### Aim of the task
Take the data below and filter it for lines containing the word "this"; show each line found.

### Recorded information
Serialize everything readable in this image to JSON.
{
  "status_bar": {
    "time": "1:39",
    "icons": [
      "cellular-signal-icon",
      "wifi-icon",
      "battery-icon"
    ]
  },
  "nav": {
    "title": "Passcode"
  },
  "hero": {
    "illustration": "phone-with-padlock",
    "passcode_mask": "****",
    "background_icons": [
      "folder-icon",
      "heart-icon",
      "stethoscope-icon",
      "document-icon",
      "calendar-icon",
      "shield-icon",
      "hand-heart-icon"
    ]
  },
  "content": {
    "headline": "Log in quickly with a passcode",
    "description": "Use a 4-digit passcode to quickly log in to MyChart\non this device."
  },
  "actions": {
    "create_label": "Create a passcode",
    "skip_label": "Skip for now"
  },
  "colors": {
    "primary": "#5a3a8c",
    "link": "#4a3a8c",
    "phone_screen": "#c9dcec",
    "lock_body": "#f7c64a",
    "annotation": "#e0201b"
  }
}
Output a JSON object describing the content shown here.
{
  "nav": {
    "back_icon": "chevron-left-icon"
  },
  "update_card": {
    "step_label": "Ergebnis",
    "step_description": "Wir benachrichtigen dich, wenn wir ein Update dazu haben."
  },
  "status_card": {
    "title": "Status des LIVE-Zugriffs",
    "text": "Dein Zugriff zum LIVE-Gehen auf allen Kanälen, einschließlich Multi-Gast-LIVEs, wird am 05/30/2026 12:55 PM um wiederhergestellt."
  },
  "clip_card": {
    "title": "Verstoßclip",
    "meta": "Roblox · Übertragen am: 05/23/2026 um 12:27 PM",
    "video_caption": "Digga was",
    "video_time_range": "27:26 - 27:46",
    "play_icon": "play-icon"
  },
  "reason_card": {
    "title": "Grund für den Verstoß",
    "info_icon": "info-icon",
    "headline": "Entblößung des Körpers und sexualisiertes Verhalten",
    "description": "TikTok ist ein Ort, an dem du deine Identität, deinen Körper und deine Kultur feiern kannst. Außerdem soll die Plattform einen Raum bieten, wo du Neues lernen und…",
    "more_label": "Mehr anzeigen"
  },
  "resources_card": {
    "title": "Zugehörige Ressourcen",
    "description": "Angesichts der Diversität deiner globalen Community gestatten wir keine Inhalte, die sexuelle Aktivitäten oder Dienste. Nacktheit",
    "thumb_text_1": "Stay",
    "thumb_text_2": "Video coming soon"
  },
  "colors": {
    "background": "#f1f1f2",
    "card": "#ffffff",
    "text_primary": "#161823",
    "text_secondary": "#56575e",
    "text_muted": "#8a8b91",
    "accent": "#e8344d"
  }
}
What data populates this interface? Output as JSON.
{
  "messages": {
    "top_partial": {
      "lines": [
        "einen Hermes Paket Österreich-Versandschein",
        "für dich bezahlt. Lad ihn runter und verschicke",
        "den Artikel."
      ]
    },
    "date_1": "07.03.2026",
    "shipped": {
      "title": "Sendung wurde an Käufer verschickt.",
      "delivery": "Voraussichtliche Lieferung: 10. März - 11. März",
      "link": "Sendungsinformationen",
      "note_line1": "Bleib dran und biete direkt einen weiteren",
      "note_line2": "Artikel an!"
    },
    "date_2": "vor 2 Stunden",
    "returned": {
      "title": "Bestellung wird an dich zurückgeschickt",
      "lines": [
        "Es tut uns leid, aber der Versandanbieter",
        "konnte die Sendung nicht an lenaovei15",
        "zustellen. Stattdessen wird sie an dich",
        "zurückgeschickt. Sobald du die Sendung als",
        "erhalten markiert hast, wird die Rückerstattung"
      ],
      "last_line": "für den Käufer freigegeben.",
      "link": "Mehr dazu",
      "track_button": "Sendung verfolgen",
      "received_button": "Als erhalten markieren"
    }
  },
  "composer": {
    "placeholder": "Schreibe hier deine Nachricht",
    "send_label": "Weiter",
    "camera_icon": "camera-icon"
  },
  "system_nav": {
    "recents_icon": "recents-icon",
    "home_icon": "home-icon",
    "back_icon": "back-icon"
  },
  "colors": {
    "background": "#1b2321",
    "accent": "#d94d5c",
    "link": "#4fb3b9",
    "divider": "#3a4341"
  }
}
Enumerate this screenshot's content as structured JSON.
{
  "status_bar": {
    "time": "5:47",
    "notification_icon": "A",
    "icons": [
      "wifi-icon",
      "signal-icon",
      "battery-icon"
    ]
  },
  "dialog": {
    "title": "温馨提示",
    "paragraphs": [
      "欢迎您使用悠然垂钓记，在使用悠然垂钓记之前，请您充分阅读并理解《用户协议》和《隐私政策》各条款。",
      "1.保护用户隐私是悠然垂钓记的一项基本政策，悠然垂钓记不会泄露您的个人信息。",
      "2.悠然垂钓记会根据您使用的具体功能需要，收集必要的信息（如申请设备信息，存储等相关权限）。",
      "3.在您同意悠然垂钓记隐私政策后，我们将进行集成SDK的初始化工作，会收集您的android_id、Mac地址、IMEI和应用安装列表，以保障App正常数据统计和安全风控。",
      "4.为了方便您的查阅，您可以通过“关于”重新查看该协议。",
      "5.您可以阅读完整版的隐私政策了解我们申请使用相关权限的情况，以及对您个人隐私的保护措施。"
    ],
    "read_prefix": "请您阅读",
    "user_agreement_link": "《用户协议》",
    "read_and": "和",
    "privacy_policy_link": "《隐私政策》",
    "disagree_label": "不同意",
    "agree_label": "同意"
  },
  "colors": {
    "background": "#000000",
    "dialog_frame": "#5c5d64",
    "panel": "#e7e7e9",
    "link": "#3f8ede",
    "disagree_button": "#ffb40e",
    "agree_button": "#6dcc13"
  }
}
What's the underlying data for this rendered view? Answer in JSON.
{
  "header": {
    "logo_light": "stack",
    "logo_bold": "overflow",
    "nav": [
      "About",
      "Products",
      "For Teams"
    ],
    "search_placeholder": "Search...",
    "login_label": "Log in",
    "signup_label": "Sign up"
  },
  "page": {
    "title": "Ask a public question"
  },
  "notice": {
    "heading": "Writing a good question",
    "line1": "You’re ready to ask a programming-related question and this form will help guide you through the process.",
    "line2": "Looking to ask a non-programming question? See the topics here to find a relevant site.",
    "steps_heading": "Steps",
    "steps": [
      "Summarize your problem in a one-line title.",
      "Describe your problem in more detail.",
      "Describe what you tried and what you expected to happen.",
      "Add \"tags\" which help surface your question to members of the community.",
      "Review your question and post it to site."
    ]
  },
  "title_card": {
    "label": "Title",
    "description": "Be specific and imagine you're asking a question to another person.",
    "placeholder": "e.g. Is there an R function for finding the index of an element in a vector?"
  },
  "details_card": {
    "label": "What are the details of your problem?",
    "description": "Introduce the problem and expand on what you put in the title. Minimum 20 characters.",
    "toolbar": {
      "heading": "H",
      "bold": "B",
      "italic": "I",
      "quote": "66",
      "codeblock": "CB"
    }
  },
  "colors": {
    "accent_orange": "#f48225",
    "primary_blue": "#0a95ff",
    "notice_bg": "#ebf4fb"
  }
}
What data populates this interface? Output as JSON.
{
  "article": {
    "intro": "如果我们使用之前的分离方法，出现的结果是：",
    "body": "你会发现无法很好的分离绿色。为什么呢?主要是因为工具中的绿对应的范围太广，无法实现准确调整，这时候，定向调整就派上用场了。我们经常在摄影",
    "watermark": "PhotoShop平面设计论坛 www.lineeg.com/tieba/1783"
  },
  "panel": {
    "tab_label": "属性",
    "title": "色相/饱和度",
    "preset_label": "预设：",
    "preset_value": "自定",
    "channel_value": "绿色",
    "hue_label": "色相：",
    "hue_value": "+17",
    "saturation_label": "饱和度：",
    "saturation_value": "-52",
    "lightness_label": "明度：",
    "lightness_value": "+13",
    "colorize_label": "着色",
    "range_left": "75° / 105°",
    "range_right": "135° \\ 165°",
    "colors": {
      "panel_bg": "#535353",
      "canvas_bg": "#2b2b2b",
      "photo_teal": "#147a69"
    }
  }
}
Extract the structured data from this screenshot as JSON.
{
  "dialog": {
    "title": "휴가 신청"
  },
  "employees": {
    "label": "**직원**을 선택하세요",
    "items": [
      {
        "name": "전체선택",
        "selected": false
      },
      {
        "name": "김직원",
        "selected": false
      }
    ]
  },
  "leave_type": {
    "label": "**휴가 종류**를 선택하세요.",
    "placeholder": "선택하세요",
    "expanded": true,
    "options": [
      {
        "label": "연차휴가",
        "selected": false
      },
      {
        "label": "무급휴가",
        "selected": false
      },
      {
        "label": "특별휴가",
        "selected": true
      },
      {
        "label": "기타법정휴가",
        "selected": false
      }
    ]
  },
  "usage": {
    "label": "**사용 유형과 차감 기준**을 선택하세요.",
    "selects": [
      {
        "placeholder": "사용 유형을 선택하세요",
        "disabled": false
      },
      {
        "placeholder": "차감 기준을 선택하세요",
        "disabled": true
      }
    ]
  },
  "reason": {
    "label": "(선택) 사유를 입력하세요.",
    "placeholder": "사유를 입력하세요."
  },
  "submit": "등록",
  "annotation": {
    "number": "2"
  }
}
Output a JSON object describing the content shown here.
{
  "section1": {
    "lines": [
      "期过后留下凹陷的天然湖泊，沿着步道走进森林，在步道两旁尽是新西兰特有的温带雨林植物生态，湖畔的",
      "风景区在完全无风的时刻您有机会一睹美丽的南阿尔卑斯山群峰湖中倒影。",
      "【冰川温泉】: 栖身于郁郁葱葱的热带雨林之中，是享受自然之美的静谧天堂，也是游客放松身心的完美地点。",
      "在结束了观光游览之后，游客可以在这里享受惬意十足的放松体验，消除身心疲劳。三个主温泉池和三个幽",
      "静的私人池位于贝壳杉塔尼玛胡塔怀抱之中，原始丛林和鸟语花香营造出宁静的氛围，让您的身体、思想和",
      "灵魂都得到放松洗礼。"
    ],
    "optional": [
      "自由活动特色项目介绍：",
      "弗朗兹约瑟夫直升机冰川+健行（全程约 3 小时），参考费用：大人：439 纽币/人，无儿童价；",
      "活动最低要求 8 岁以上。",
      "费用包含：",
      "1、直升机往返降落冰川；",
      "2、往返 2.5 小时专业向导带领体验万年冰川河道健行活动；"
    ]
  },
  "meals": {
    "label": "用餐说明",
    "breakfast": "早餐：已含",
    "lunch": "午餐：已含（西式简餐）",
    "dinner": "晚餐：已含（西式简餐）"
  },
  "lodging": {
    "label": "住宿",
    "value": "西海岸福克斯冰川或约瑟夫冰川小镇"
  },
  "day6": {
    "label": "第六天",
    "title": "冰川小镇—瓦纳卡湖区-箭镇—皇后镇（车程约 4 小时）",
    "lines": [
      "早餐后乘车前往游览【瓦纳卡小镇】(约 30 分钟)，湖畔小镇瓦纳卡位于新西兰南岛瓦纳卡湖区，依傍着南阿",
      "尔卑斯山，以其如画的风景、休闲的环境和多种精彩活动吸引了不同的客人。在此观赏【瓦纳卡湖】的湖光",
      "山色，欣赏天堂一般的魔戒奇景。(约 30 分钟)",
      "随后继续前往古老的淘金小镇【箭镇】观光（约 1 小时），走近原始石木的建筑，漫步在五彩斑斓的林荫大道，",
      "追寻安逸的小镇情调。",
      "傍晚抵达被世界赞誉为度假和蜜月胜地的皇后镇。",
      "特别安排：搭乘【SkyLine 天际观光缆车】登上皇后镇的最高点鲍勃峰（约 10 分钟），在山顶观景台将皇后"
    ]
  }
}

### Your response
Serialize everything readable in this image to JSON.
    "description": "Use a 4-digit passcode to quickly log in to MyChart\non this device."
What data populates this interface? Output as JSON.
Enumerate this screenshot's content as structured JSON.
What's the underlying data for this rendered view? Answer in JSON.
    "line1": "You’re ready to ask a programming-related question and this form will help guide you through the process.",
What data populates this interface? Output as JSON.
Extract the structured data from this screenshot as JSON.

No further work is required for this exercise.